Pump cavitation is defined as the phenomenon when pressure variances in the working fluid causes air pocket implosions. As defined by Bernoulli’s Law, pressure reduction causes for an increase in velocity. Because of this, in a moving liquid, local pressure dips below the vapor pressure of the working fluid. When this occurs, the liquid becomes susceptible to vaporization at lower temperatures. These subsequent vaporization that happen repeatedly cause for cavitation as air pockets form and implode in the working fluid.

An animated GIF showing impeller cavitation
Courtesy: Rodelta

The inlet of a pump is typically the point of lowest pressure in the component. As all pumps operate off of a pressure gradient, cavitation exists in all types of pumps. The formation of bubbles become possible with pressure gradients and the accelerating liquid forces their implosion. The violent and quick implosion of air pockets are the reason for internal damage, and as a result it is often compared to having small pebbles run in the working fluid of a system.

How to Avoid Pump Cavitation

Pump cavitation
Courtesy: Rodelta

As is the case with most problems, the best way to deal with cavitation is prevention. Cavitation may be accounted for in design but is often hard to completely avoid. Avoiding the utilization of long inlet piping may help reduce the effects of cavitation in a system. Similarly, general maintenance against clogged inlets and fluid filters will also help to prevent cavitation.

Pump Selection

LKH Prime Centrifugal Pump
Courtesy: CSI Design

Ensuring the use of the right type of equipment will reduce the likelihood of cavitation. Net Positive Suction Head (NPSH) requirements should be main considerations when selecting a pump for a system. Properly specifying a pump that may produce and inlet pressure greater than NPSH requirements will prevent cavitation from occurring in a system. Similarly, making sure the discharge pressure is not too high will also limit cavitation.

Pump Location and Installation

Placing and installing a pump in the correct location and in the right manner is also crucial in preventing pump cavitation. If a pump is placed where flow through the pump is turbulent, the chances of cavitation are increased. Similarly, ensuring the proper piping length and diameter will ensure a laminar flow that reduces the chances of cavitation. For special cases, installing a pump below the fluid level when connected to a tank also reduces improper flow.

Suction Lift Examples
Courtesy: CSI Design

Scheduled Maintenance

Routine Pump Maintenance
Courtesy: CSI Design

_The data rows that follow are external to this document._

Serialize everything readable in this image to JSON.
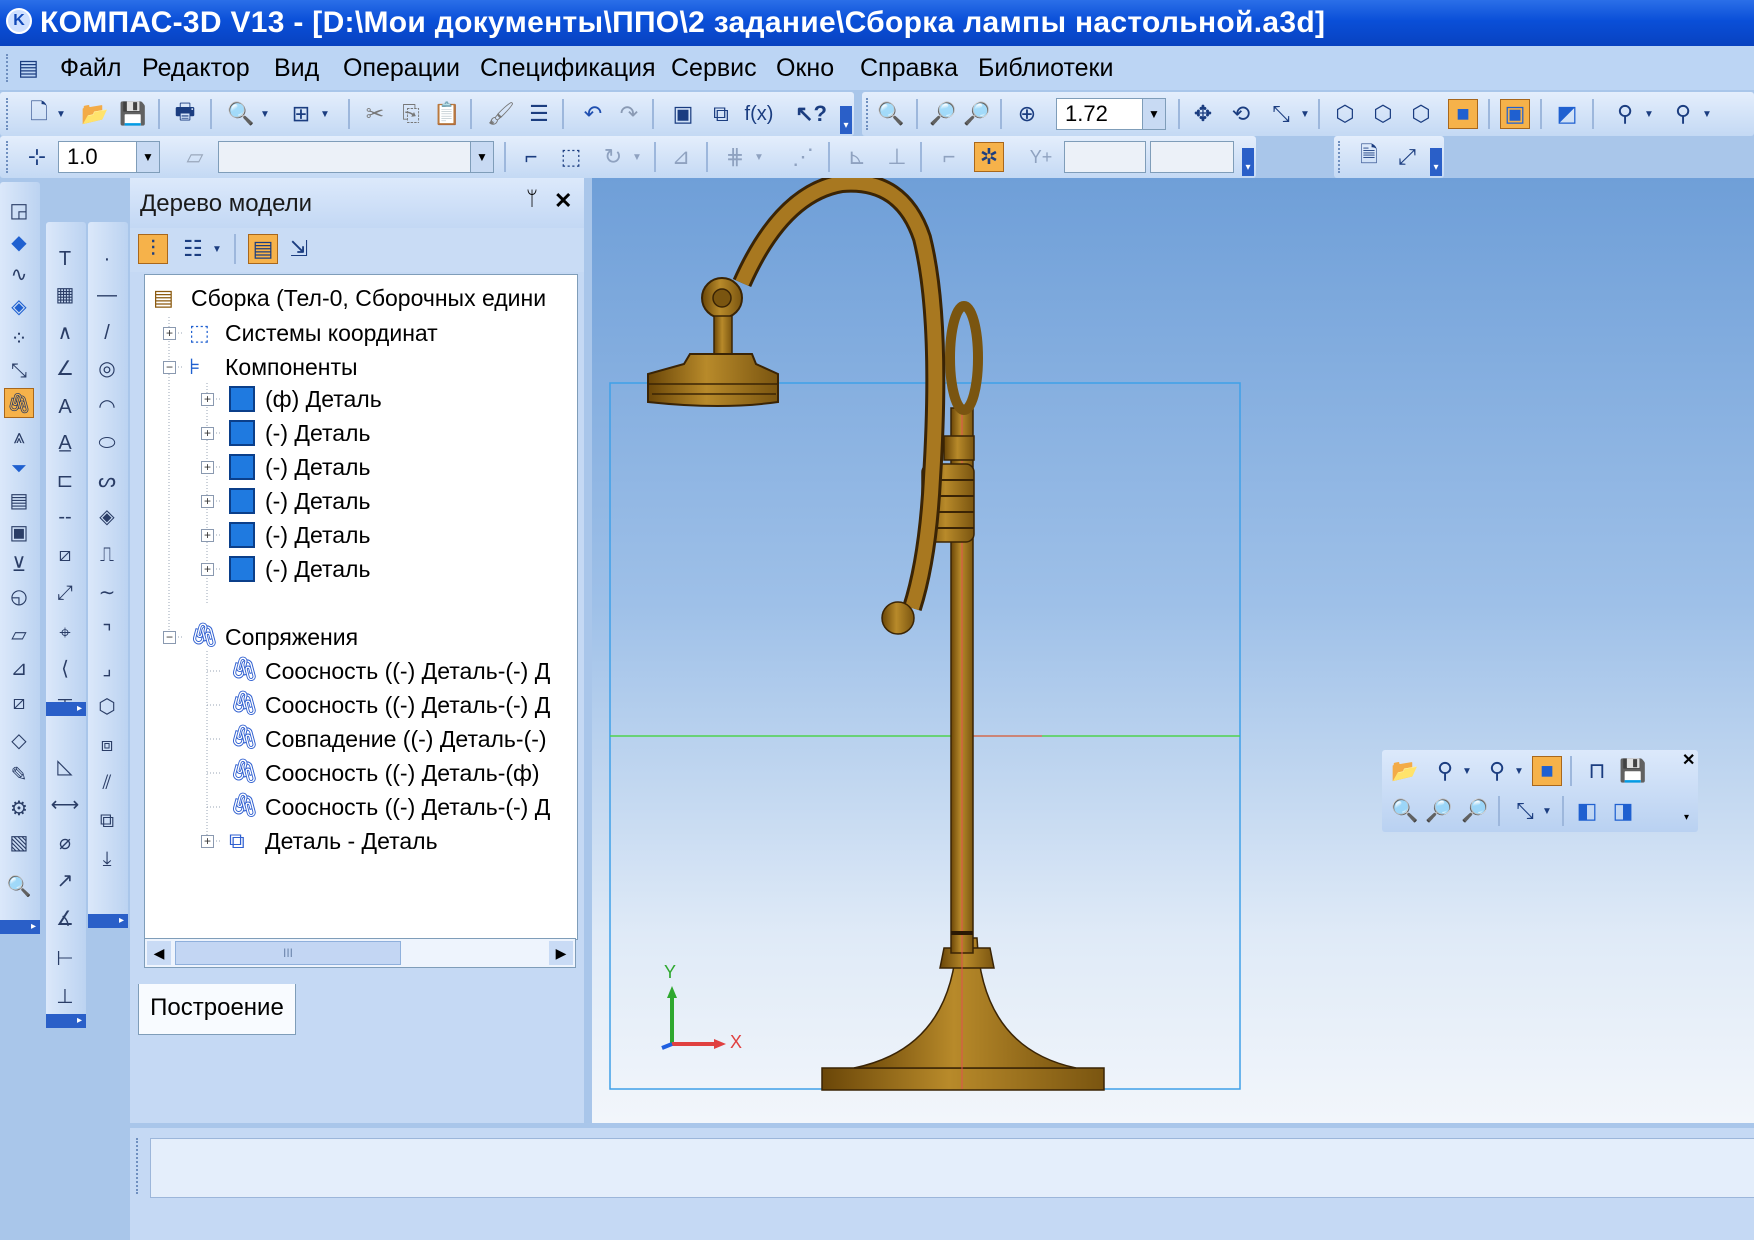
{
  "window": {
    "title": "КОМПАС-3D V13 - [D:\\Мои документы\\ППО\\2 задание\\Сборка лампы настольной.a3d]"
  },
  "menu": [
    "Файл",
    "Редактор",
    "Вид",
    "Операции",
    "Спецификация",
    "Сервис",
    "Окно",
    "Справка",
    "Библиотеки"
  ],
  "toolbar": {
    "zoom_value": "1.72",
    "step_value": "1.0"
  },
  "tree": {
    "title": "Дерево модели",
    "pin": "ᛘ",
    "close": "✕",
    "items": [
      {
        "label": "Сборка (Тел-0, Сборочных едини",
        "icon": "assembly-icon"
      },
      {
        "label": "Системы координат",
        "icon": "coordinate-systems-icon"
      },
      {
        "label": "Компоненты",
        "icon": "components-icon"
      },
      {
        "label": "(ф) Деталь",
        "icon": "part-icon"
      },
      {
        "label": "(-) Деталь",
        "icon": "part-icon"
      },
      {
        "label": "(-) Деталь",
        "icon": "part-icon"
      },
      {
        "label": "(-) Деталь",
        "icon": "part-icon"
      },
      {
        "label": "(-) Деталь",
        "icon": "part-icon"
      },
      {
        "label": "(-) Деталь",
        "icon": "part-icon"
      },
      {
        "label": "Сопряжения",
        "icon": "mates-icon"
      },
      {
        "label": "Соосность ((-) Деталь-(-) Д",
        "icon": "mate-icon"
      },
      {
        "label": "Соосность ((-) Деталь-(-) Д",
        "icon": "mate-icon"
      },
      {
        "label": "Совпадение ((-) Деталь-(-)",
        "icon": "mate-icon"
      },
      {
        "label": "Соосность ((-) Деталь-(ф)",
        "icon": "mate-icon"
      },
      {
        "label": "Соосность ((-) Деталь-(-) Д",
        "icon": "mate-icon"
      },
      {
        "label": "Деталь - Деталь",
        "icon": "pattern-icon"
      }
    ],
    "tab": "Построение",
    "scroll_grip": "III"
  },
  "viewport": {
    "axis_x": "X",
    "axis_y": "Y"
  },
  "colors": {
    "titlebar": "#0a4fd8",
    "menubar": "#bcd5f4",
    "highlight": "#f6b24a",
    "lamp": "#a87820",
    "frame": "#3fa0e8"
  }
}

Regular maintenance is crucial in preventing cavitation and overall system health. Ensuring filters are clean will reduce the likelihood of build-up in a system, and monitoring pump components will help reduce the chances of cavitation. Similarly, monitoring that a proper flow rate in a system is essential in preventing cavitation as well as general inspection for cracks and other damages that may be an indication of cavitation.